TASK DIRECTIONS:
What is expected is a word-for-word copy of all the entries.

SUPPLIED RECORDS:
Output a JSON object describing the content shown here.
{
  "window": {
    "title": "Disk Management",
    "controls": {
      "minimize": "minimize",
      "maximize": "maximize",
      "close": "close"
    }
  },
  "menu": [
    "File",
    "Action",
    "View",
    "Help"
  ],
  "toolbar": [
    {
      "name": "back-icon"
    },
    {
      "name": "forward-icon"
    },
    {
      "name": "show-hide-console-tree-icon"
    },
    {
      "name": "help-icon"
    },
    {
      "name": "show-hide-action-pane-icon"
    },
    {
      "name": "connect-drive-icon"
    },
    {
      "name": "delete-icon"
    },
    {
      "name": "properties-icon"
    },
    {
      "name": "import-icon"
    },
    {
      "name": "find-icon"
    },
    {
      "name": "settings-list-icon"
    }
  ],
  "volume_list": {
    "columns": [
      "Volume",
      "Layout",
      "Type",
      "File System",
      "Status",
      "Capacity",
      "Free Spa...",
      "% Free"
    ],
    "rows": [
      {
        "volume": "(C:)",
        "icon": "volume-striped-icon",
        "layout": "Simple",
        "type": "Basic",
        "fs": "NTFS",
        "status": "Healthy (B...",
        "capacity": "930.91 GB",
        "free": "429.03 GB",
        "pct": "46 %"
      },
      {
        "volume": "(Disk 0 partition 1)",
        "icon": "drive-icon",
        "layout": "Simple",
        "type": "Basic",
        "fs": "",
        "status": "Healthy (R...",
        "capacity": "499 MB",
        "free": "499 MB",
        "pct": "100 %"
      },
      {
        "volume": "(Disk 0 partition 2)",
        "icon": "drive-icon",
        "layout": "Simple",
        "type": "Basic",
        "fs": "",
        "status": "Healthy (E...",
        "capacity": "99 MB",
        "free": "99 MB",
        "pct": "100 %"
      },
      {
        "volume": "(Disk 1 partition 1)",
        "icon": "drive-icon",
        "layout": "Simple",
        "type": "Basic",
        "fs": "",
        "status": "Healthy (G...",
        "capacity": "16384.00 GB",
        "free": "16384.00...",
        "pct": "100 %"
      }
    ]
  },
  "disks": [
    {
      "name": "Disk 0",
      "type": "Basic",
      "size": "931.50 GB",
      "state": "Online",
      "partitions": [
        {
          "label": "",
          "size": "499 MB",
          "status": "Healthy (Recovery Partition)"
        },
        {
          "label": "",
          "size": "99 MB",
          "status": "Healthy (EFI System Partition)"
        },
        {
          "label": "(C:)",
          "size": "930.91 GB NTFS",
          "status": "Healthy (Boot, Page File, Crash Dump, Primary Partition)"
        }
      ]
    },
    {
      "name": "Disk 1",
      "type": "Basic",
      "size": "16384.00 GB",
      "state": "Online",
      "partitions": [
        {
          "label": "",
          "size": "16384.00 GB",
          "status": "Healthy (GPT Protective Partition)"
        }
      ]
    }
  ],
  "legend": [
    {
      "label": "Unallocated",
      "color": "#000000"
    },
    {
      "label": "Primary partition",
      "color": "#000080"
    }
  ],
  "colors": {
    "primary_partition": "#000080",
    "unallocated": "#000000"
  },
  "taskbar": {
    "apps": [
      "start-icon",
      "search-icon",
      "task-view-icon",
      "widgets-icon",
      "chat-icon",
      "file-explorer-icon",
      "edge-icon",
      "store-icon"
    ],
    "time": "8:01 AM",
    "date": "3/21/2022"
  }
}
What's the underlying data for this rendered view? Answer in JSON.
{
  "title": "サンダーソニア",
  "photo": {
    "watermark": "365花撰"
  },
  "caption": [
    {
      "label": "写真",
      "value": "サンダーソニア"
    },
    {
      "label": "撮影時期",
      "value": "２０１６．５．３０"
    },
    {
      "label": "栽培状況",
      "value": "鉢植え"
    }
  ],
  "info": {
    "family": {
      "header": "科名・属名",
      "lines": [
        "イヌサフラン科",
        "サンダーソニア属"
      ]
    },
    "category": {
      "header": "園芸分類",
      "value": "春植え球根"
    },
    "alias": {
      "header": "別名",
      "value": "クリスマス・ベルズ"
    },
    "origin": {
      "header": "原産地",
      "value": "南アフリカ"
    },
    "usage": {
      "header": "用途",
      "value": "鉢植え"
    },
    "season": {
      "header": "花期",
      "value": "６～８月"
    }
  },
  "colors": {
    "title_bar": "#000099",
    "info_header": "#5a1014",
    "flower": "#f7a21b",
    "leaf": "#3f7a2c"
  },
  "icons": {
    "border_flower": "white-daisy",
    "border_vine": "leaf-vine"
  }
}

SOLUTION TO THIS PROBLEM:
Output a JSON object describing the content shown here.
{
  "window": {
    "title": "Disk Management",
    "controls": {
      "minimize": "minimize",
      "maximize": "maximize",
      "close": "close"
    }
  },
  "menu": [
    "File",
    "Action",
    "View",
    "Help"
  ],
  "toolbar": [
    {
      "name": "back-icon"
    },
    {
      "name": "forward-icon"
    },
    {
      "name": "show-hide-console-tree-icon"
    },
    {
      "name": "help-icon"
    },
    {
      "name": "show-hide-action-pane-icon"
    },
    {
      "name": "connect-drive-icon"
    },
    {
      "name": "delete-icon"
    },
    {
      "name": "properties-icon"
    },
    {
      "name": "import-icon"
    },
    {
      "name": "find-icon"
    },
    {
      "name": "settings-list-icon"
    }
  ],
  "volume_list": {
    "columns": [
      "Volume",
      "Layout",
      "Type",
      "File System",
      "Status",
      "Capacity",
      "Free Spa...",
      "% Free"
    ],
    "rows": [
      {
        "volume": "(C:)",
        "icon": "volume-striped-icon",
        "layout": "Simple",
        "type": "Basic",
        "fs": "NTFS",
        "status": "Healthy (B...",
        "capacity": "930.91 GB",
        "free": "429.03 GB",
        "pct": "46 %"
      },
      {
        "volume": "(Disk 0 partition 1)",
        "icon": "drive-icon",
        "layout": "Simple",
        "type": "Basic",
        "fs": "",
        "status": "Healthy (R...",
        "capacity": "499 MB",
        "free": "499 MB",
        "pct": "100 %"
      },
      {
        "volume": "(Disk 0 partition 2)",
        "icon": "drive-icon",
        "layout": "Simple",
        "type": "Basic",
        "fs": "",
        "status": "Healthy (E...",
        "capacity": "99 MB",
        "free": "99 MB",
        "pct": "100 %"
      },
      {
        "volume": "(Disk 1 partition 1)",
        "icon": "drive-icon",
        "layout": "Simple",
        "type": "Basic",
        "fs": "",
        "status": "Healthy (G...",
        "capacity": "16384.00 GB",
        "free": "16384.00...",
        "pct": "100 %"
      }
    ]
  },
  "disks": [
    {
      "name": "Disk 0",
      "type": "Basic",
      "size": "931.50 GB",
      "state": "Online",
      "partitions": [
        {
          "label": "",
          "size": "499 MB",
          "status": "Healthy (Recovery Partition)"
        },
        {
          "label": "",
          "size": "99 MB",
          "status": "Healthy (EFI System Partition)"
        },
        {
          "label": "(C:)",
          "size": "930.91 GB NTFS",
          "status": "Healthy (Boot, Page File, Crash Dump, Primary Partition)"
        }
      ]
    },
    {
      "name": "Disk 1",
      "type": "Basic",
      "size": "16384.00 GB",
      "state": "Online",
      "partitions": [
        {
          "label": "",
          "size": "16384.00 GB",
          "status": "Healthy (GPT Protective Partition)"
        }
      ]
    }
  ],
  "legend": [
    {
      "label": "Unallocated",
      "color": "#000000"
    },
    {
      "label": "Primary partition",
      "color": "#000080"
    }
  ],
  "colors": {
    "primary_partition": "#000080",
    "unallocated": "#000000"
  },
  "taskbar": {
    "apps": [
      "start-icon",
      "search-icon",
      "task-view-icon",
      "widgets-icon",
      "chat-icon",
      "file-explorer-icon",
      "edge-icon",
      "store-icon"
    ],
    "time": "8:01 AM",
    "date": "3/21/2022"
  }
}
What's the underlying data for this rendered view? Answer in JSON.
{
  "title": "サンダーソニア",
  "photo": {
    "watermark": "365花撰"
  },
  "caption": [
    {
      "label": "写真",
      "value": "サンダーソニア"
    },
    {
      "label": "撮影時期",
      "value": "２０１６．５．３０"
    },
    {
      "label": "栽培状況",
      "value": "鉢植え"
    }
  ],
  "info": {
    "family": {
      "header": "科名・属名",
      "lines": [
        "イヌサフラン科",
        "サンダーソニア属"
      ]
    },
    "category": {
      "header": "園芸分類",
      "value": "春植え球根"
    },
    "alias": {
      "header": "別名",
      "value": "クリスマス・ベルズ"
    },
    "origin": {
      "header": "原産地",
      "value": "南アフリカ"
    },
    "usage": {
      "header": "用途",
      "value": "鉢植え"
    },
    "season": {
      "header": "花期",
      "value": "６～８月"
    }
  },
  "colors": {
    "title_bar": "#000099",
    "info_header": "#5a1014",
    "flower": "#f7a21b",
    "leaf": "#3f7a2c"
  },
  "icons": {
    "border_flower": "white-daisy",
    "border_vine": "leaf-vine"
  }
}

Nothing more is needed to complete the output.